While it may seem horrible that Russia has invaded a sovereign nation, Georgia, perhaps there is a silver lining in this. For at least a year now, U.S. president George Bush has seemed determined to invade Iran before he left office. Now that this whole pesky Russia business has come up, George will most likely have to spend his last five months in office focusing on that. So, as former U.N. weapons inspector Scott Ritter has said, it appears as though Iran, and America for that matter, is off the hook. If you think the invasion of Iraq has strained the U.S. economy, caused political rancor, and stressed U.S. relations with the rest of the world, an invasion of Iran could make all that look like a day in the park. A U.S. invasion of Iran would trigger massive terrorist activity around the globe, push us to the brink of world war, and create a highly combustible political situation domestically. (Read riots in the streets.)
The Russians seem determined to exert their muscle and pride once again. They want to reassert themselves as a legitimate world power, particularly in their own back yard with a member nation of the former Soviet Union where the U.S. is trying to gain a foothold. Fortunately, for all concerned, Georgia is not a member of NATO at this point. Otherwise, we would have been required to defend Georgia militarily.
Our “gain” is Europe’s loss, however. Europe gets much of their oil from Russia. This valuable commodity could become a very large bargaining chip for the Russians. Expect them to insist that the U.S. pull their new missile base out of Poland or Europeans could get real cold this winter.
Bush seemed determined to start a new cold war when he placed that missile base next door to Russia, even though he insisted it would be aimed at the Middle East, particularly Iran. Did Bush have an ulterior motive as well? A new cold war would ensure that our need for massive amounts of military might would remain intact no matter what happened in the Middle East. With the possibility of the Iraq occupation winding down, Bush’s big oil and military contractor buddies are wringing their hands with glee that a new cold war is now at hand. This tension between the U.S. and Russia will surely keep oil prices high and military spending astronomical.
All things considered, I’d rather have peace. But, until we find a cure for stupidity that’s not going to happen.

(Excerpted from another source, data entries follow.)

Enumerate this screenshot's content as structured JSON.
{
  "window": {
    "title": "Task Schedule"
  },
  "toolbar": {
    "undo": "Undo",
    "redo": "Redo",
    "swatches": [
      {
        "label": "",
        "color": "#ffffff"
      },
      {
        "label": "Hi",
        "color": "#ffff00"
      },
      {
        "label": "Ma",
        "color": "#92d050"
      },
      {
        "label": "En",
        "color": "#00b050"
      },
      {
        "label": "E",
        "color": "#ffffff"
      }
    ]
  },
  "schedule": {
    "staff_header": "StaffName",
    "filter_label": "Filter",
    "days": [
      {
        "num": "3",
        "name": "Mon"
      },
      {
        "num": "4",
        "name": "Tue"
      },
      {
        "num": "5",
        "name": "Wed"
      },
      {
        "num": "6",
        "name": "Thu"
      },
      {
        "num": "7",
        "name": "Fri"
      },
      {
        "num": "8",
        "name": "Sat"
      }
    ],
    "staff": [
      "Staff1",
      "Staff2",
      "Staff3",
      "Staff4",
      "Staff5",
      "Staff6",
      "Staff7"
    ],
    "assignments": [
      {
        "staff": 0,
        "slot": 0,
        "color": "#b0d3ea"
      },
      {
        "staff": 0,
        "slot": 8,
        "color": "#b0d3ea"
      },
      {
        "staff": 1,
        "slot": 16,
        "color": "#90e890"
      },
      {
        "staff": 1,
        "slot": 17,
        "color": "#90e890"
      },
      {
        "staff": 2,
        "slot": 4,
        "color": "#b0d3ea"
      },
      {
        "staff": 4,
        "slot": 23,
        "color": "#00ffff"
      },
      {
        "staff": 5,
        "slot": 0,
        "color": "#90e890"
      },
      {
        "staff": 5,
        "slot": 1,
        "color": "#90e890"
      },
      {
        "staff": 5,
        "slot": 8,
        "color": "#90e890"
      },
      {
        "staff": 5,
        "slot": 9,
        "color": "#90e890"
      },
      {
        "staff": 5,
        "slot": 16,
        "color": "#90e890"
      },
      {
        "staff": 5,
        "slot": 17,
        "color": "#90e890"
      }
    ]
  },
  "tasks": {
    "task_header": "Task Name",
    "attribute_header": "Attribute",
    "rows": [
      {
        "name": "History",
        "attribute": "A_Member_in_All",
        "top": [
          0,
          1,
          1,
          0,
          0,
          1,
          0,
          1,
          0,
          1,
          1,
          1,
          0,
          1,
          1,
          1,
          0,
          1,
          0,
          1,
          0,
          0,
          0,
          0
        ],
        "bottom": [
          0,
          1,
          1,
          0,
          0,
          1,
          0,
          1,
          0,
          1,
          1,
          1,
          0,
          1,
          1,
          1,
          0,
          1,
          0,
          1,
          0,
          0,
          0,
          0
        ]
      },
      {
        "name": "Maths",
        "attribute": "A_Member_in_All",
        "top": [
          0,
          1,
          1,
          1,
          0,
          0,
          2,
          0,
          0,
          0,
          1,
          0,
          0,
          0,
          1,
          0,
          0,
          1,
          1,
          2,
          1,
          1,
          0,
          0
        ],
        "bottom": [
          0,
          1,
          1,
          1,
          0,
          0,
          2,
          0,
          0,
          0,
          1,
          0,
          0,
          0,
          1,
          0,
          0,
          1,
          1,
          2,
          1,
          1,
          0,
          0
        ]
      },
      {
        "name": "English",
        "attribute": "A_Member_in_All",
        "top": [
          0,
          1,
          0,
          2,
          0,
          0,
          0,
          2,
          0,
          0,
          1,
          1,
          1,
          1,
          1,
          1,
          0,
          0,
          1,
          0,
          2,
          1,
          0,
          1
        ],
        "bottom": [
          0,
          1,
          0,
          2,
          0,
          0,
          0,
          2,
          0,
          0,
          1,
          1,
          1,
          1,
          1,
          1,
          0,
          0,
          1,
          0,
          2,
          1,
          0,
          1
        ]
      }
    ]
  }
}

Even though Russia has nukes and Iran doesn’t, given the choice between world war and cold war, I’ll take cold war. A confrontation with Russia is no laughing matter, but, at this point I’ll say, “Thank you, Russia.”